Did you know that Marvel Comics was founded way back in 1939? And while comics may have been popular up until the 80s, there were some real struggles for the brand when the 90s arrived. The simple fact is, people didn’t want to buy comic books anymore. There were boardroom fights and big debts that were about to see Marvel sink… That is until a Wall Street firm struck up an investment deal with them in 2005, to let them focus on movies. Disney then bought the company in 2009 for a huge $4.3 billion, and it’s now a huge money maker for the firm.

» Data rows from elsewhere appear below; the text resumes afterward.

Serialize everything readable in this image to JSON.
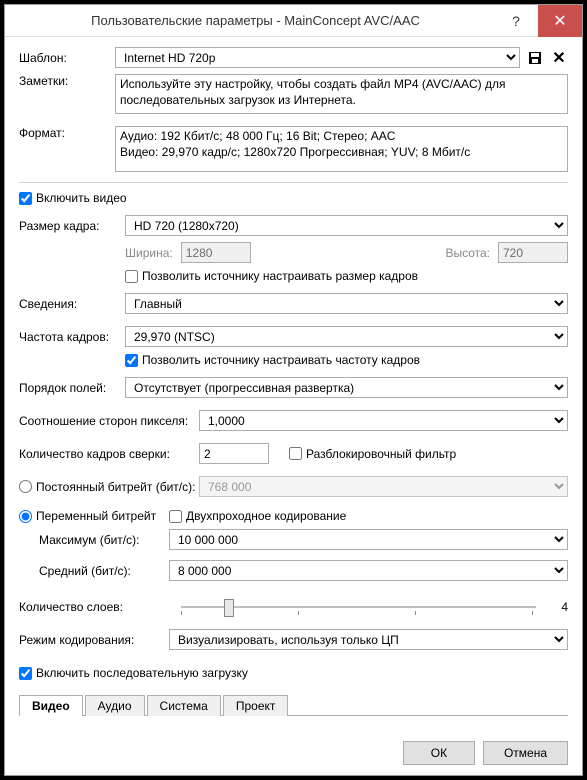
{
  "title": "Пользовательские параметры - MainConcept AVC/AAC",
  "labels": {
    "template": "Шаблон:",
    "notes": "Заметки:",
    "format": "Формат:",
    "include_video": "Включить видео",
    "frame_size": "Размер кадра:",
    "width": "Ширина:",
    "height": "Высота:",
    "allow_src_frame": "Позволить источнику настраивать размер кадров",
    "profile": "Сведения:",
    "framerate": "Частота кадров:",
    "allow_src_rate": "Позволить источнику настраивать частоту кадров",
    "fieldorder": "Порядок полей:",
    "pixel_aspect": "Соотношение сторон пикселя:",
    "reframes": "Количество кадров сверки:",
    "deblock": "Разблокировочный фильтр",
    "cbr": "Постоянный битрейт (бит/с):",
    "vbr": "Переменный битрейт",
    "twopass": "Двухпроходное кодирование",
    "max": "Максимум (бит/с):",
    "avg": "Средний (бит/с):",
    "slices": "Количество слоев:",
    "encmode": "Режим кодирования:",
    "progressive_dl": "Включить последовательную загрузку"
  },
  "values": {
    "template": "Internet HD 720p",
    "notes": "Используйте эту настройку, чтобы создать файл MP4 (AVC/AAC) для последовательных загрузок из Интернета.",
    "format": "Аудио: 192 Кбит/с; 48 000 Гц; 16 Bit; Стерео; AAC\nВидео: 29,970 кадр/с; 1280x720 Прогрессивная; YUV; 8 Мбит/с",
    "frame_size": "HD 720 (1280x720)",
    "width": "1280",
    "height": "720",
    "profile": "Главный",
    "framerate": "29,970 (NTSC)",
    "fieldorder": "Отсутствует (прогрессивная развертка)",
    "pixel_aspect": "1,0000",
    "reframes": "2",
    "cbr_value": "768 000",
    "max": "10 000 000",
    "avg": "8 000 000",
    "slices": "4",
    "encmode": "Визуализировать, используя только ЦП"
  },
  "tabs": {
    "video": "Видео",
    "audio": "Аудио",
    "system": "Система",
    "project": "Проект"
  },
  "buttons": {
    "ok": "ОК",
    "cancel": "Отмена"
  }
}
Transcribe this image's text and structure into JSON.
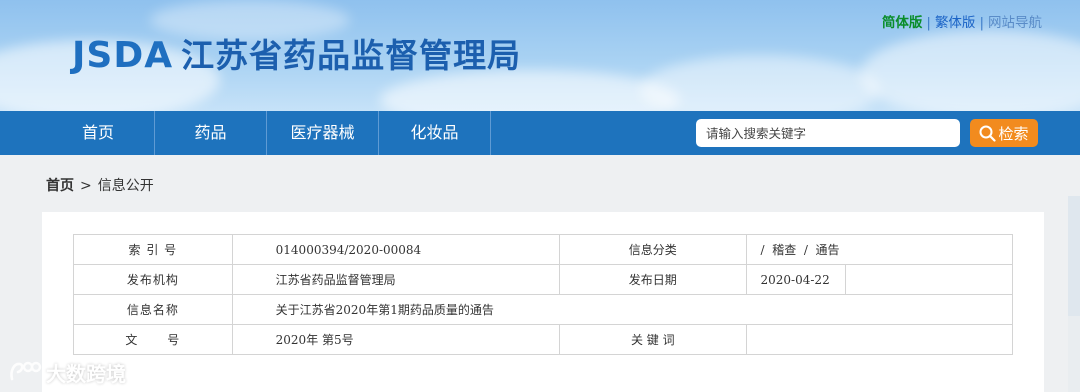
{
  "header": {
    "logo_mark": "JSDA",
    "org_name": "江苏省药品监督管理局",
    "links": {
      "simplified": "简体版",
      "separator1": "|",
      "traditional": "繁体版",
      "separator2": "|",
      "site_nav": "网站导航"
    }
  },
  "nav": {
    "items": [
      {
        "label": "首页"
      },
      {
        "label": "药品"
      },
      {
        "label": "医疗器械"
      },
      {
        "label": "化妆品"
      }
    ],
    "search_placeholder": "请输入搜索关键字",
    "search_button": "检索"
  },
  "breadcrumb": {
    "home": "首页",
    "separator": ">",
    "current": "信息公开"
  },
  "info_table": {
    "rows": [
      {
        "label": "索 引 号",
        "value": "014000394/2020-00084",
        "label2": "信息分类",
        "value2": "/  稽查  /  通告"
      },
      {
        "label": "发布机构",
        "value": "江苏省药品监督管理局",
        "label2": "发布日期",
        "value2": "2020-04-22"
      },
      {
        "label": "信息名称",
        "value": "关于江苏省2020年第1期药品质量的通告"
      },
      {
        "label": "文      号",
        "value": "2020年 第5号",
        "label2": "关 键 词",
        "value2": ""
      }
    ]
  },
  "watermark": {
    "text": "大数跨境"
  },
  "colors": {
    "nav_bg": "#1e73bd",
    "search_button": "#f28b1e",
    "logo_blue": "#1c5fae",
    "simplified_link": "#0a8d2a"
  }
}
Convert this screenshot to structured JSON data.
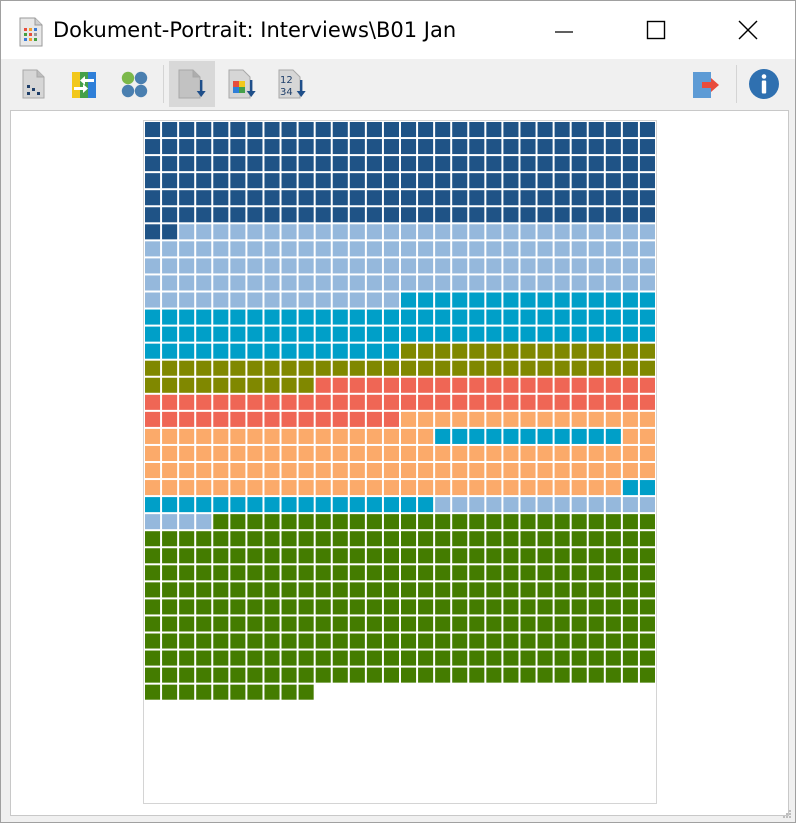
{
  "window": {
    "title": "Dokument-Portrait: Interviews\\B01 Jan",
    "app_icon": "document-portrait-icon",
    "controls": [
      "minimize-icon",
      "maximize-icon",
      "close-icon"
    ]
  },
  "toolbar": {
    "buttons": [
      {
        "icon": "document-grid-icon"
      },
      {
        "icon": "code-exchange-icon"
      },
      {
        "icon": "circles-icon"
      },
      {
        "icon": "sort-down-icon",
        "active": true
      },
      {
        "icon": "sort-by-color-icon"
      },
      {
        "icon": "sort-numeric-icon"
      },
      {
        "icon": "export-icon"
      },
      {
        "icon": "info-icon"
      }
    ]
  },
  "portrait": {
    "columns": 30,
    "rows": 40,
    "colors": {
      "A": "#1f5386",
      "B": "#95b8dc",
      "C": "#009fc8",
      "D": "#808800",
      "E": "#ef6655",
      "F": "#fbaa6a",
      "G": "#447c00"
    },
    "segments": [
      [
        "A",
        182
      ],
      [
        "B",
        133
      ],
      [
        "C",
        90
      ],
      [
        "D",
        55
      ],
      [
        "E",
        65
      ],
      [
        "F",
        32
      ],
      [
        "C",
        11
      ],
      [
        "F",
        90
      ],
      [
        "C",
        19
      ],
      [
        "B",
        17
      ],
      [
        "G",
        306
      ]
    ]
  }
}
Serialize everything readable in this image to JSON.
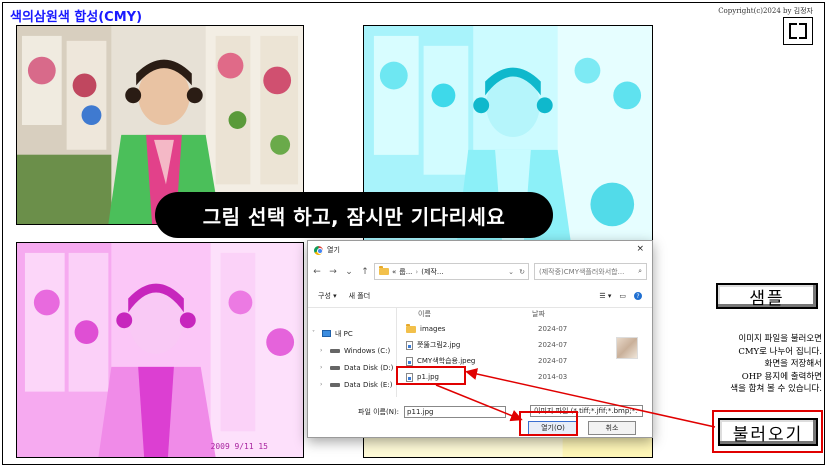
{
  "app": {
    "title": "색의삼원색 합성(CMY)",
    "copyright": "Copyright(c)2024 by 김정자"
  },
  "toast": "그림 선택 하고, 잠시만  기다리세요",
  "buttons": {
    "sample": "샘플",
    "load": "불러오기"
  },
  "info_lines": [
    "이미지 파일을 불러오면",
    "CMY로 나누어 집니다.",
    "화면을 저장해서",
    "OHP 용지에 출력하면",
    "색을 합쳐 볼 수 있습니다."
  ],
  "photo_stamp": "2009 9/11 15",
  "dialog": {
    "title": "열기",
    "close": "×",
    "path_prefix": "«",
    "path_parts": [
      "룹...",
      "(제작..."
    ],
    "search_placeholder": "(제작중)CMY색플러와서합...",
    "organize": "구성 ▾",
    "new_folder": "새 폴더",
    "help": "?",
    "col_name": "이름",
    "col_date": "날짜",
    "nav_items": [
      {
        "label": "내 PC",
        "icon": "pc-icon"
      },
      {
        "label": "Windows (C:)",
        "icon": "disk-icon"
      },
      {
        "label": "Data Disk (D:)",
        "icon": "disk-icon"
      },
      {
        "label": "Data Disk (E:)",
        "icon": "disk-icon"
      }
    ],
    "files": [
      {
        "name": "images",
        "date": "2024-07",
        "type": "folder"
      },
      {
        "name": "쯧뚫그림2.jpg",
        "date": "2024-07",
        "type": "file"
      },
      {
        "name": "CMY색학습용.jpeg",
        "date": "2024-07",
        "type": "file"
      },
      {
        "name": "p1.jpg",
        "date": "2014-03",
        "type": "file"
      }
    ],
    "filename_label": "파일 이름(N):",
    "filename_value": "p11.jpg",
    "filetype": "이미지 파일 (*.tiff;*.jfif;*.bmp;*.",
    "open_label": "열기(O)",
    "cancel_label": "취소"
  },
  "colors": {
    "title": "#1a1aff",
    "highlight": "#e00000",
    "cyan": "#00e5ff",
    "magenta": "#ff00ff",
    "yellow": "#ffff40"
  }
}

Turns out that Converse isn’t the only shoe brand to have taken a hit in the early 2000s. Dr Martens were a hugely popular brand with the punks in the 70s and the grunge movement in the 90s. However, when this scene died out so did the popular boots. In a clever ploy, DMs decided to release a ‘vintage’ line which saw some huge successes at fashion weeks back in 2007. They’ve now put their stamp firmly back into the footwear world.
What’s that, another car brand? We can’t say we’re surprised to see so many of them on the list! This brand was founded in 1909 and things were going pretty well for Maybach until 1997. The car they released in this year was such a flop that they only sold 157 by 2010. Ouch! By 2013 the company went for a complete revival and released the S600 which has already outdone any of their previous cars; they sold more in one month than global yearly sales of the past!